Hite: Another Fort Sumter is possible


The racist activity and homicide in Charlottesville, Virginia, in August made me think a lot, more than usual, about what is happening in our country. Tension has been building and building — think Ferguson, Missouri, and Dylann Roof — and has become more overt since Donald Trump was elected and sworn in as the 45th president.

I decided to find out more — what is going on on a deeper level — the underlying currents. The ice below the tip of the iceberg.

I found it in an Aug. 14 article by Robin Wright titled “Is America Headed for a New Kind of Civil War?” in The New Yorker magazine.

Wright writes about the possibility of another civil war in America by listing what events, quoted exactly, could act as a catalyst:

  1. Impeachment of the president or his fall from office.
  2. Major terrorist attack and sense that the establishment can’t manage security — vigilantes, etc.
  3. Opaque call to action by a failing president. (Consider Haiti’s Aristide.)
  4. Economic downturn, with blame placed on certain groups.
  5. Racial event that spirals out of control.
  6. A war gone really badly that polarizes the country, with blame apportioned in such a way that groups start to lash out.

Wright references a former U.S. Army Special Forces officer, a national-security expert, Keith Mines, who now works for the U.S. State Department. He witnessed civil wars in other countries such as Afghanistan, Colombia, El Salvador, Iraq, Somalia, and Sudan.

I decided to read Mines’s article in the March 10 edition of “Foreign Policy.”

The scary — no, absolutely frightening — part is that the five conditions, quoted exactly, that led to the civil wars in those countries may exist here.

  1. Entrenched national polarization, with no obvious meeting place for resolution
  2. Increasingly divisive press coverage and information flows
  3. Weakened institutions, notably Congress and the judiciary
  4. A sellout or abandonment of responsibility by political leadership
  5. The legitimization of violence as the “in” way to either conduct discourse or solve disputes

Unfortunately, that sounds familiar to me.

He also estimates the possibility of a second civil war in 10 to 15 years to be at about 60 percent.

Wright said a “sobering” consensus of experts put it at about 35 percent. Her article came out five months before Charlottesville. Five months later, Virginia Gov. Terry McAuliffe declared a state of emergency and put the National Guard on alert on standby.
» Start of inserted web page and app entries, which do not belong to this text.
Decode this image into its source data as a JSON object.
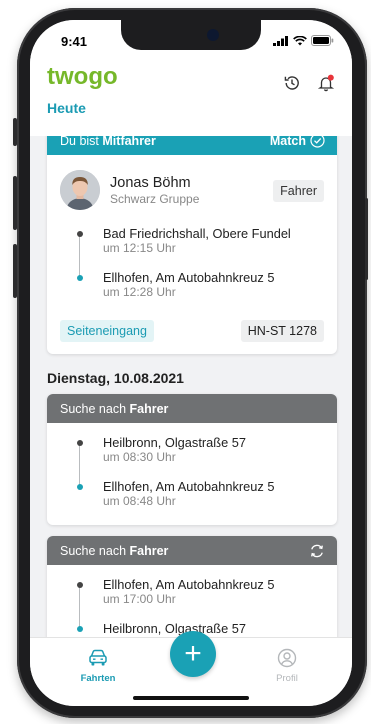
{
  "status_bar": {
    "time": "9:41"
  },
  "header": {
    "logo": "twogo",
    "section_title": "Heute"
  },
  "today_card": {
    "head_prefix": "Du bist",
    "role": "Mitfahrer",
    "match_label": "Match",
    "person": {
      "name": "Jonas Böhm",
      "company": "Schwarz Gruppe",
      "badge": "Fahrer"
    },
    "stops": [
      {
        "place": "Bad Friedrichshall, Obere Fundel",
        "time": "um 12:15 Uhr"
      },
      {
        "place": "Ellhofen, Am Autobahnkreuz 5",
        "time": "um 12:28 Uhr"
      }
    ],
    "tag": "Seiteneingang",
    "plate": "HN-ST 1278"
  },
  "date_heading": "Dienstag, 10.08.2021",
  "search_cards": [
    {
      "head_prefix": "Suche nach",
      "head_role": "Fahrer",
      "stops": [
        {
          "place": "Heilbronn, Olgastraße 57",
          "time": "um 08:30 Uhr"
        },
        {
          "place": "Ellhofen, Am Autobahnkreuz 5",
          "time": "um 08:48 Uhr"
        }
      ]
    },
    {
      "head_prefix": "Suche nach",
      "head_role": "Fahrer",
      "stops": [
        {
          "place": "Ellhofen, Am Autobahnkreuz 5",
          "time": "um 17:00 Uhr"
        },
        {
          "place": "Heilbronn, Olgastraße 57",
          "time": ""
        }
      ]
    }
  ],
  "bottom_nav": {
    "trips_label": "Fahrten",
    "profile_label": "Profil",
    "add_symbol": "+"
  },
  "colors": {
    "brand_green": "#76b82a",
    "teal": "#1aa1b5",
    "grey_header": "#6f7173"
  }
}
Even before I read Wright and Mines’s articles, I thought about the “what if” possibility of people from opposing sides of a divisive, Charlottesville-esque situation shooting at each other.

Certainly, some of the people there were armed. That could spark something in people to start indiscriminately shooting at each other. It would be like the Fort Sumter of our second Civil War. After all, we do live in “Bleeding Kansas.”

I genuinely felt depressed after reading Mines and Wright’s articles. I felt helpless.

Comedian Tina Fey’s comments after Charlottesville made me feel a little better. I’m paraphrasing, but instead of getting into a senseless shouting match with a bunch of racists, strive for small, positive interactions with people we might not understand.

I intend to do that, and I hope you do, too.